■ About this task
From the entries below, extract every line that includes the word "Planetary".

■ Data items
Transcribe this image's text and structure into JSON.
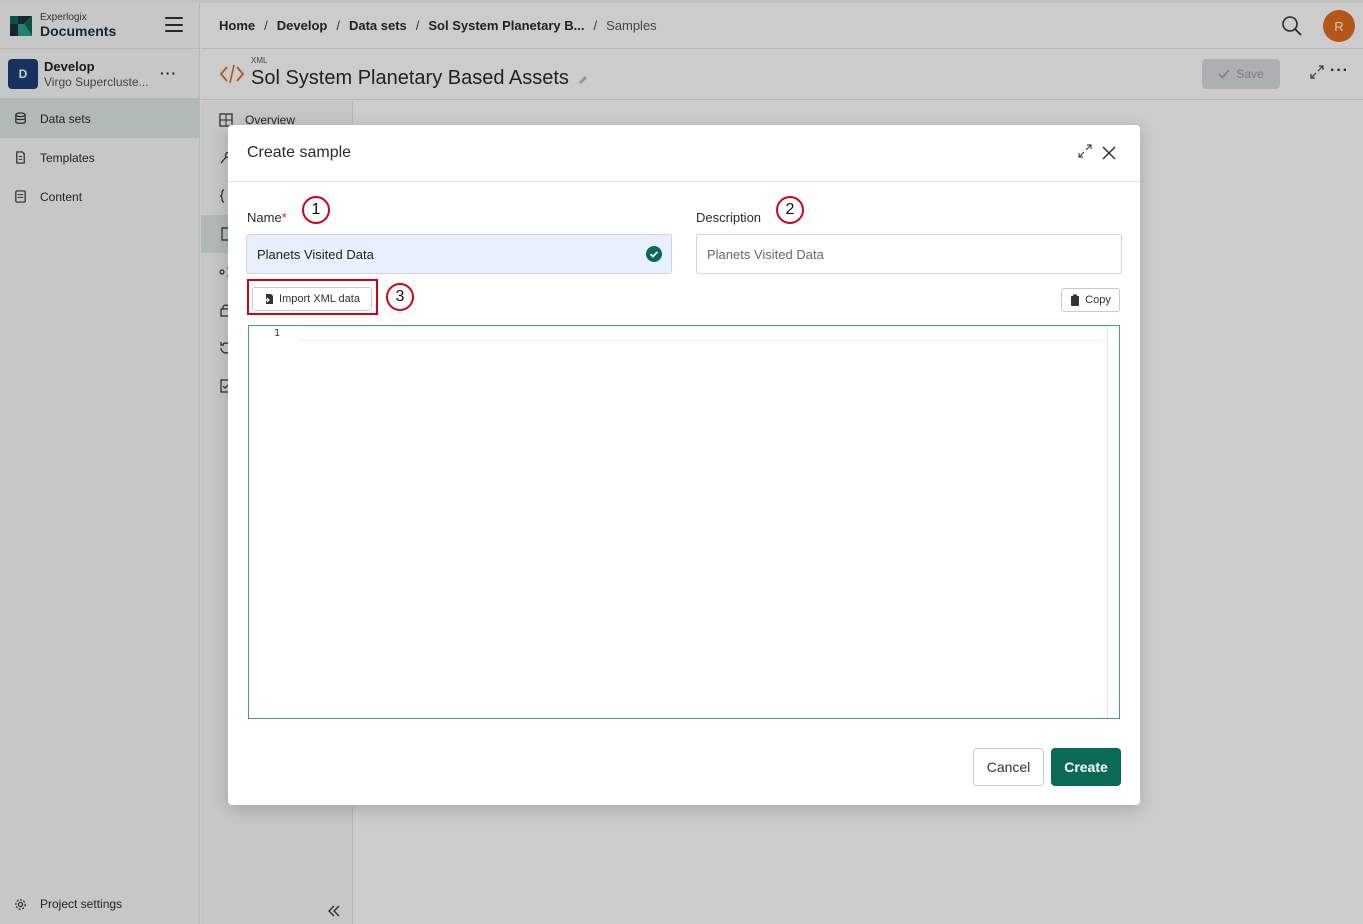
{
  "brand": {
    "small": "Experlogix",
    "big": "Documents"
  },
  "project": {
    "badge": "D",
    "name": "Develop",
    "subtitle": "Virgo Supercluste..."
  },
  "sidebar": {
    "items": [
      {
        "label": "Data sets",
        "icon": "database-icon",
        "active": true
      },
      {
        "label": "Templates",
        "icon": "document-icon",
        "active": false
      },
      {
        "label": "Content",
        "icon": "content-icon",
        "active": false
      }
    ],
    "footer": "Project settings"
  },
  "breadcrumb": {
    "items": [
      "Home",
      "Develop",
      "Data sets",
      "Sol System Planetary B..."
    ],
    "current": "Samples"
  },
  "user": {
    "initial": "R"
  },
  "page": {
    "type_tag": "XML",
    "title": "Sol System Planetary Based Assets",
    "save_label": "Save"
  },
  "subnav": {
    "first_label": "Overview"
  },
  "modal": {
    "title": "Create sample",
    "name_label": "Name",
    "required_mark": "*",
    "name_value": "Planets Visited Data",
    "description_label": "Description",
    "description_placeholder": "Planets Visited Data",
    "import_label": "Import XML data",
    "copy_label": "Copy",
    "line_number": "1",
    "cancel_label": "Cancel",
    "create_label": "Create"
  },
  "annotations": [
    "1",
    "2",
    "3"
  ],
  "colors": {
    "accent": "#0b6a56",
    "brand_orange": "#e36b1f",
    "annotation_red": "#d0021b",
    "project_badge": "#1d3f73"
  }
}
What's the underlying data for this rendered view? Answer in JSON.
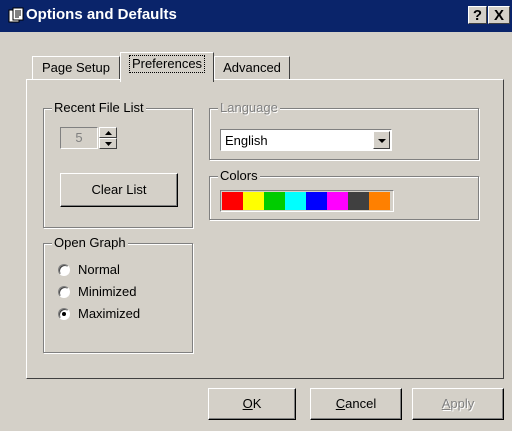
{
  "window": {
    "title": "Options and Defaults",
    "help_label": "?",
    "close_label": "X"
  },
  "tabs": [
    {
      "label": "Page Setup",
      "active": false
    },
    {
      "label": "Preferences",
      "active": true
    },
    {
      "label": "Advanced",
      "active": false
    }
  ],
  "recent_files": {
    "label": "Recent File List",
    "count": "5",
    "clear_button": "Clear List"
  },
  "open_graph": {
    "label": "Open Graph",
    "options": [
      {
        "label": "Normal",
        "selected": false
      },
      {
        "label": "Minimized",
        "selected": false
      },
      {
        "label": "Maximized",
        "selected": true
      }
    ]
  },
  "language": {
    "label": "Language",
    "value": "English",
    "enabled": false
  },
  "colors": {
    "label": "Colors",
    "swatches": [
      "#ff0000",
      "#ffff00",
      "#00cc00",
      "#00ffff",
      "#0000ff",
      "#ff00ff",
      "#404040",
      "#ff8000"
    ]
  },
  "footer": {
    "ok": {
      "accel": "O",
      "rest": "K"
    },
    "cancel": {
      "accel": "C",
      "rest": "ancel"
    },
    "apply": {
      "accel": "A",
      "rest": "pply"
    }
  }
}
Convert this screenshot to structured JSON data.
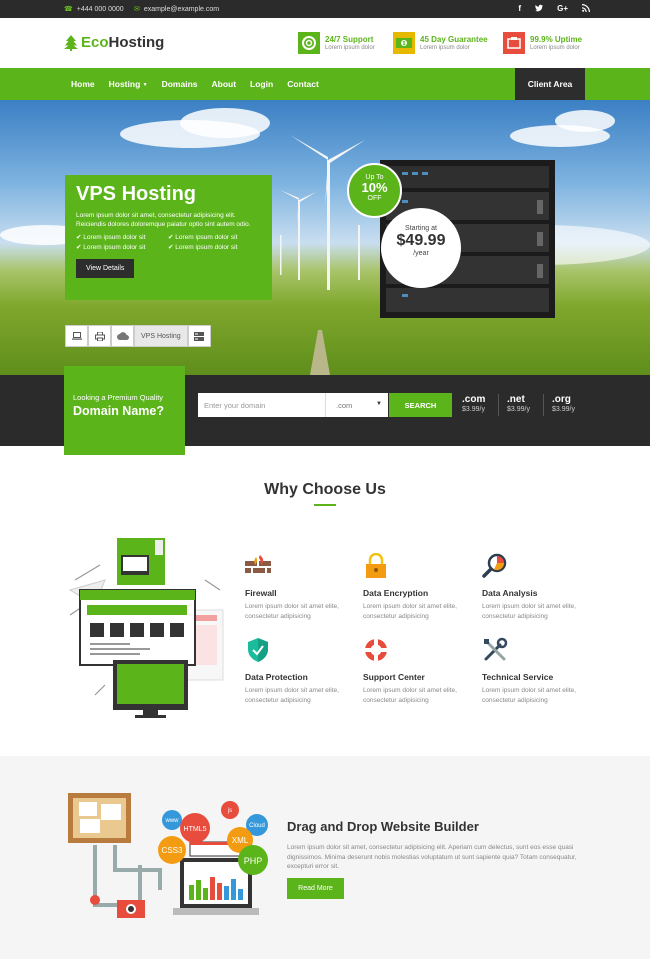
{
  "topbar": {
    "phone": "+444 000 0000",
    "email": "example@example.com",
    "social": [
      "f",
      "t",
      "G+",
      "rss"
    ]
  },
  "header": {
    "logo_part1": "Eco",
    "logo_part2": "Hosting",
    "features": [
      {
        "title": "24/7 Support",
        "sub": "Lorem ipsum dolor",
        "icon": "support-icon",
        "color": "#5cb41b"
      },
      {
        "title": "45 Day Guarantee",
        "sub": "Lorem ipsum dolor",
        "icon": "money-icon",
        "color": "#e6b800"
      },
      {
        "title": "99.9% Uptime",
        "sub": "Lorem ipsum dolor",
        "icon": "uptime-icon",
        "color": "#e84c3d"
      }
    ]
  },
  "nav": {
    "items": [
      "Home",
      "Hosting",
      "Domains",
      "About",
      "Login",
      "Contact"
    ],
    "client_area": "Client Area"
  },
  "hero": {
    "title": "VPS Hosting",
    "text": "Lorem ipsum dolor sit amet, consectetur adipisicing elit. Reiciendis dolores doloremque paiatur optio sint autem odio.",
    "checks": [
      "Lorem ipsum dolor sit",
      "Lorem ipsum dolor sit",
      "Lorem ipsum dolor sit",
      "Lorem ipsum dolor sit"
    ],
    "button": "View Details",
    "promo_top": "Up To",
    "promo_big": "10%",
    "promo_bottom": "OFF",
    "price_label": "Starting at",
    "price_amount": "$49.99",
    "price_unit": "/year",
    "active_tab": "VPS Hosting"
  },
  "domain": {
    "label1": "Looking a Premium Quality",
    "label2": "Domain Name?",
    "placeholder": "Enter your domain",
    "select_value": ".com",
    "search": "SEARCH",
    "tlds": [
      {
        "name": ".com",
        "price": "$3.99/y"
      },
      {
        "name": ".net",
        "price": "$3.99/y"
      },
      {
        "name": ".org",
        "price": "$3.99/y"
      }
    ]
  },
  "why": {
    "title": "Why Choose Us",
    "features": [
      {
        "title": "Firewall",
        "text": "Lorem ipsum dolor sit amet elite, consectetur adipisicing"
      },
      {
        "title": "Data Encryption",
        "text": "Lorem ipsum dolor sit amet elite, consectetur adipisicing"
      },
      {
        "title": "Data Analysis",
        "text": "Lorem ipsum dolor sit amet elite, consectetur adipisicing"
      },
      {
        "title": "Data Protection",
        "text": "Lorem ipsum dolor sit amet elite, consectetur adipisicing"
      },
      {
        "title": "Support Center",
        "text": "Lorem ipsum dolor sit amet elite, consectetur adipisicing"
      },
      {
        "title": "Technical Service",
        "text": "Lorem ipsum dolor sit amet elite, consectetur adipisicing"
      }
    ]
  },
  "builder": {
    "title": "Drag and Drop Website Builder",
    "text": "Lorem ipsum dolor sit amet, consectetur adipisicing elit. Aperiam cum delectus, sunt eos esse quasi dignissimos. Minima deserunt nobis molestias voluptatum ut sunt sapiente quia? Totam consequatur, excepturi error sit.",
    "button": "Read More",
    "tags": [
      "www",
      "HTML5",
      "js",
      "Cloud",
      "CSS3",
      "XML",
      "PHP"
    ]
  }
}
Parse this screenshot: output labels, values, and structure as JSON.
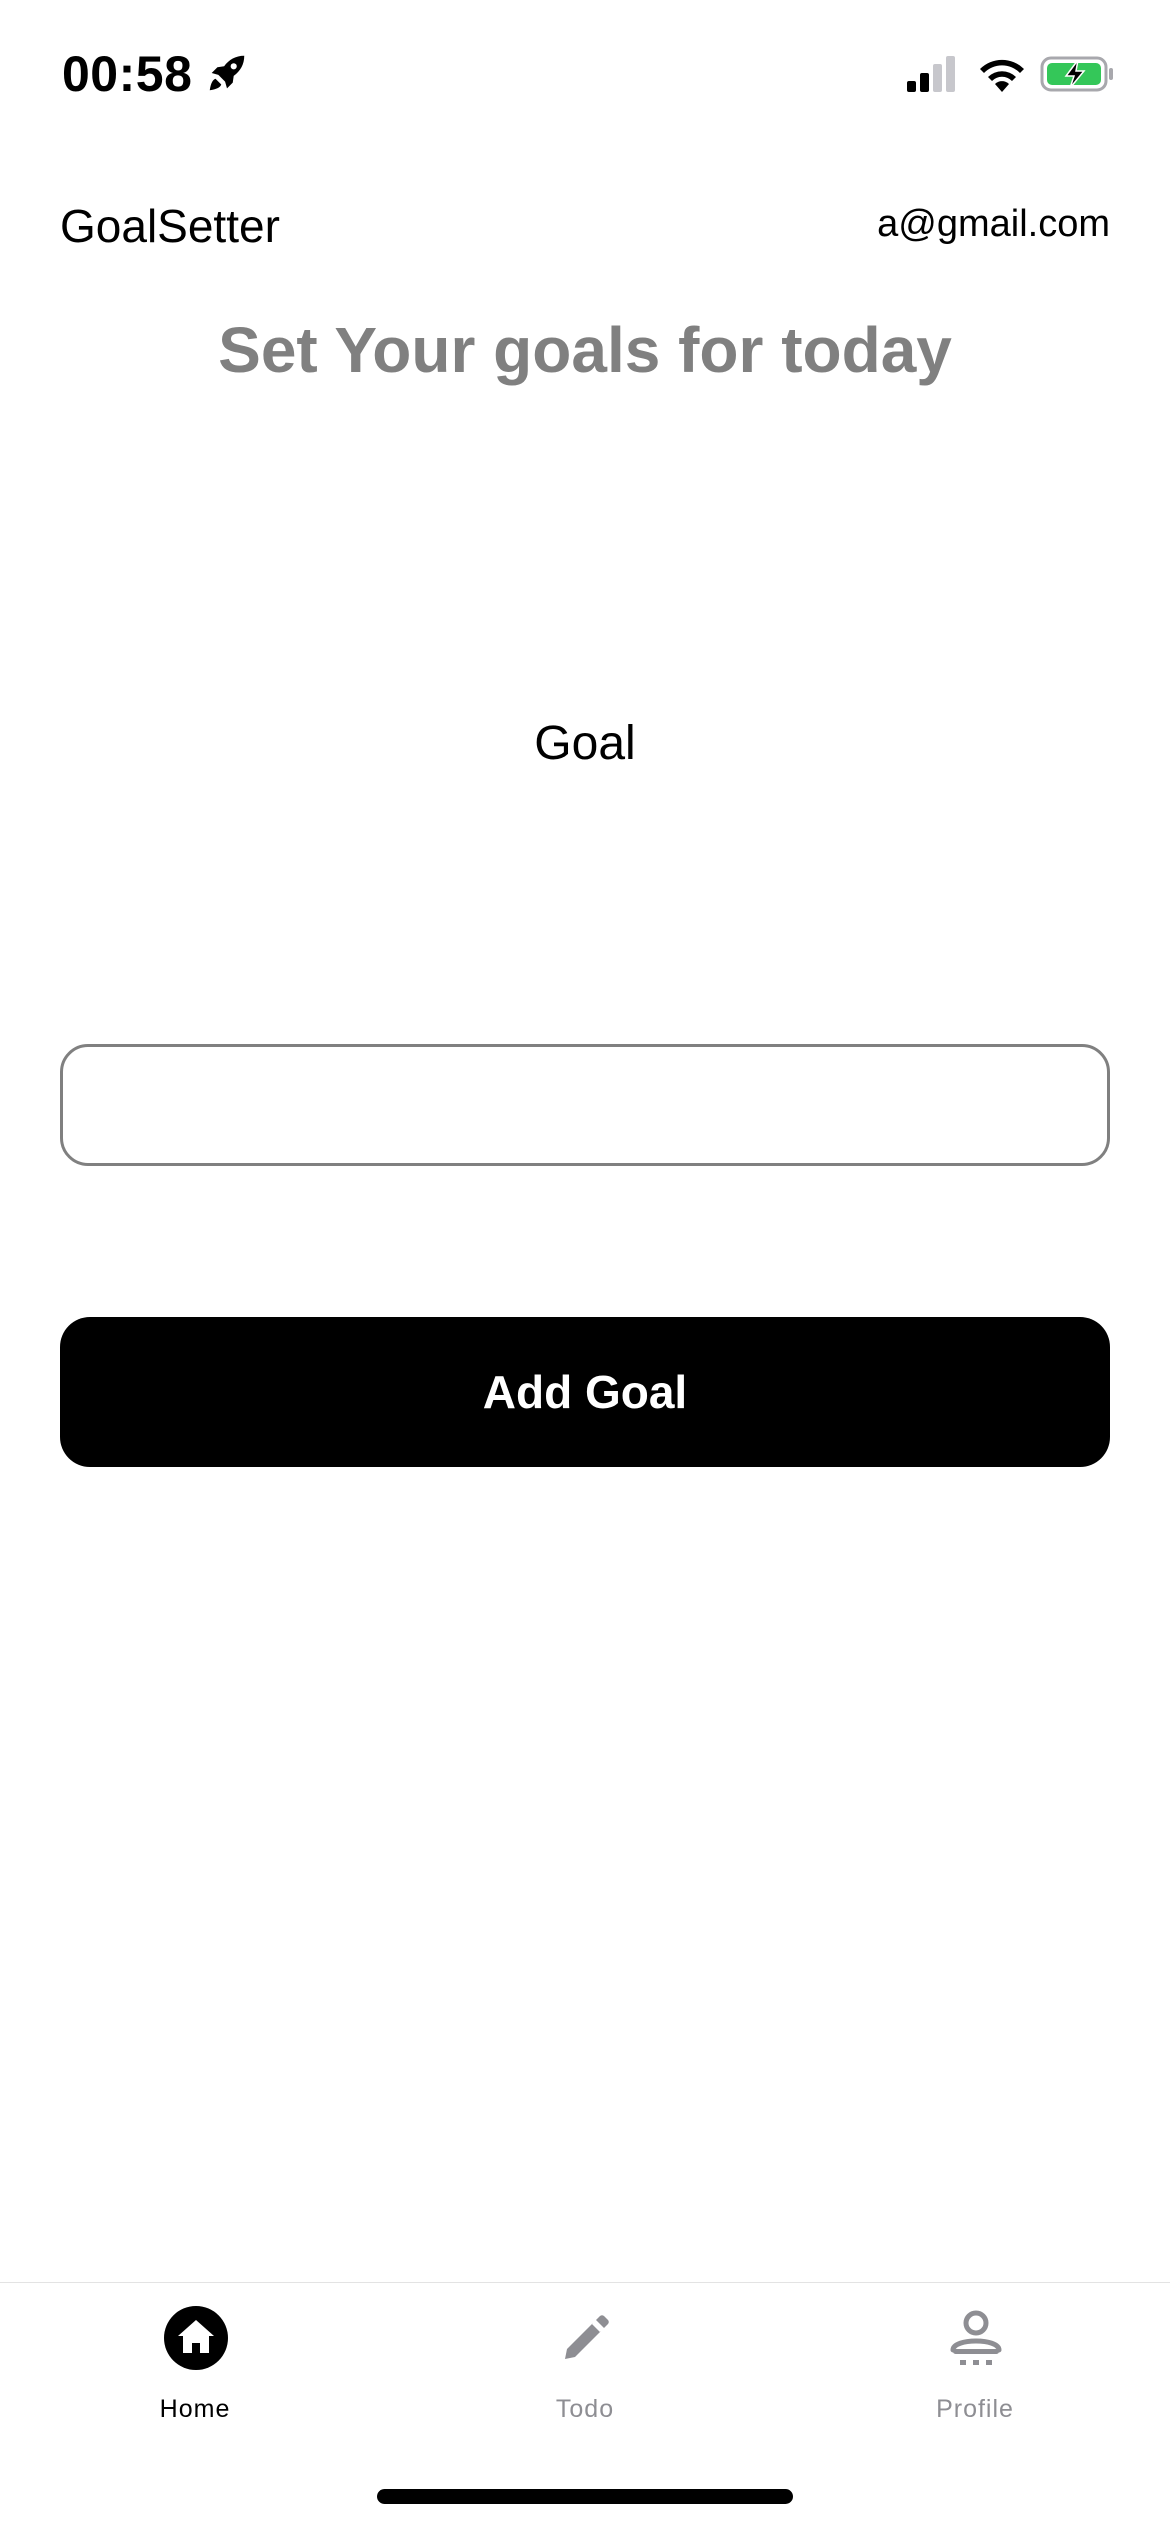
{
  "status_bar": {
    "time": "00:58",
    "icons": [
      "rocket-icon",
      "signal-icon",
      "wifi-icon",
      "battery-charging-icon"
    ],
    "battery_color": "#34c759"
  },
  "header": {
    "app_title": "GoalSetter",
    "user_email": "a@gmail.com"
  },
  "main": {
    "heading": "Set Your goals for today",
    "heading_color": "#808080",
    "goal_label": "Goal",
    "goal_input_value": "",
    "add_button_label": "Add Goal"
  },
  "tab_bar": {
    "active": "Home",
    "tabs": [
      {
        "label": "Home",
        "icon": "home-icon"
      },
      {
        "label": "Todo",
        "icon": "pencil-icon"
      },
      {
        "label": "Profile",
        "icon": "person-icon"
      }
    ]
  }
}
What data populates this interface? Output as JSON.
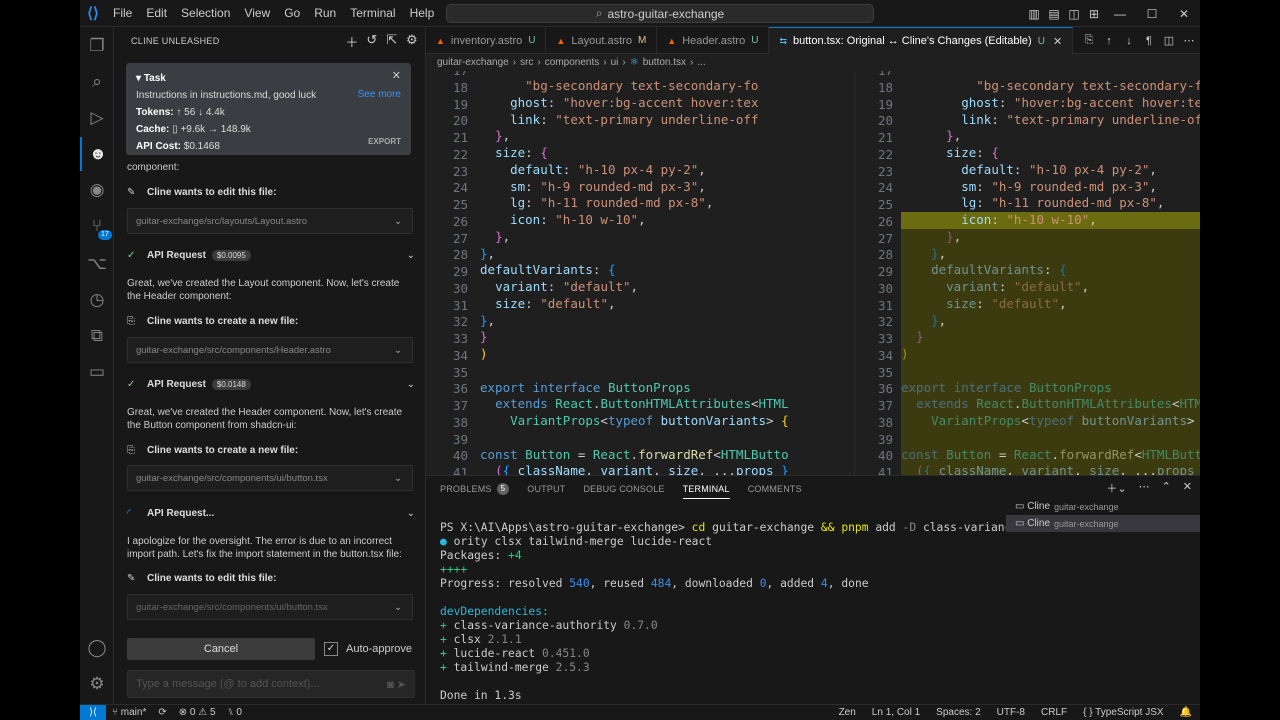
{
  "menu": [
    "File",
    "Edit",
    "Selection",
    "View",
    "Go",
    "Run",
    "Terminal",
    "Help"
  ],
  "command_center": {
    "text": "astro-guitar-exchange"
  },
  "side": {
    "title": "CLINE UNLEASHED",
    "task": {
      "label": "Task",
      "text": "Instructions in instructions.md, good luck",
      "see_more": "See more",
      "tokens_label": "Tokens:",
      "tokens_value": "↑ 56 ↓ 4.4k",
      "cache_label": "Cache:",
      "cache_value": "+9.6k → 148.9k",
      "cost_label": "API Cost:",
      "cost_value": "$0.1468",
      "export": "EXPORT"
    },
    "messages": {
      "m0": "component:",
      "edit1": "Cline wants to edit this file:",
      "file1": "guitar-exchange/src/layouts/Layout.astro",
      "req1": "API Request",
      "req1_cost": "$0.0095",
      "m1": "Great, we've created the Layout component. Now, let's create the Header component:",
      "create1": "Cline wants to create a new file:",
      "file2": "guitar-exchange/src/components/Header.astro",
      "req2": "API Request",
      "req2_cost": "$0.0148",
      "m2": "Great, we've created the Header component. Now, let's create the Button component from shadcn-ui:",
      "create2": "Cline wants to create a new file:",
      "file3": "guitar-exchange/src/components/ui/button.tsx",
      "req3": "API Request...",
      "m3": "I apologize for the oversight. The error is due to an incorrect import path. Let's fix the import statement in the button.tsx file:",
      "edit2": "Cline wants to edit this file:",
      "file4": "guitar-exchange/src/components/ui/button.tsx"
    },
    "cancel": "Cancel",
    "auto_approve": "Auto-approve",
    "input_placeholder": "Type a message (@ to add context)..."
  },
  "tabs": [
    {
      "label": "inventory.astro",
      "status": "U"
    },
    {
      "label": "Layout.astro",
      "status": "M"
    },
    {
      "label": "Header.astro",
      "status": "U"
    },
    {
      "label": "button.tsx: Original ↔ Cline's Changes (Editable)",
      "status": "U"
    }
  ],
  "breadcrumbs": [
    "guitar-exchange",
    "src",
    "components",
    "ui",
    "button.tsx",
    "..."
  ],
  "line_numbers": [
    "17",
    "18",
    "19",
    "20",
    "21",
    "22",
    "23",
    "24",
    "25",
    "26",
    "27",
    "28",
    "29",
    "30",
    "31",
    "32",
    "33",
    "34",
    "35",
    "36",
    "37",
    "38",
    "39",
    "40",
    "41"
  ],
  "panel": {
    "tabs": [
      "PROBLEMS",
      "OUTPUT",
      "DEBUG CONSOLE",
      "TERMINAL",
      "COMMENTS"
    ],
    "problems_count": "5",
    "terminal_list": [
      {
        "name": "Cline",
        "sub": "guitar-exchange"
      },
      {
        "name": "Cline",
        "sub": "guitar-exchange"
      }
    ]
  },
  "status": {
    "branch": "main*",
    "errors": "0",
    "warnings": "5",
    "ports": "0",
    "right": [
      "Zen",
      "Ln 1, Col 1",
      "Spaces: 2",
      "UTF-8",
      "CRLF",
      "{ } TypeScript JSX"
    ]
  },
  "colors": {
    "accent": "#0078d4",
    "bg": "#1f1f1f",
    "sidebar": "#181818",
    "diff_removed": "#3b3b0f"
  }
}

■ The completed task
      "Sol System Planetary B..."
    "title": "Sol System Planetary Based Assets",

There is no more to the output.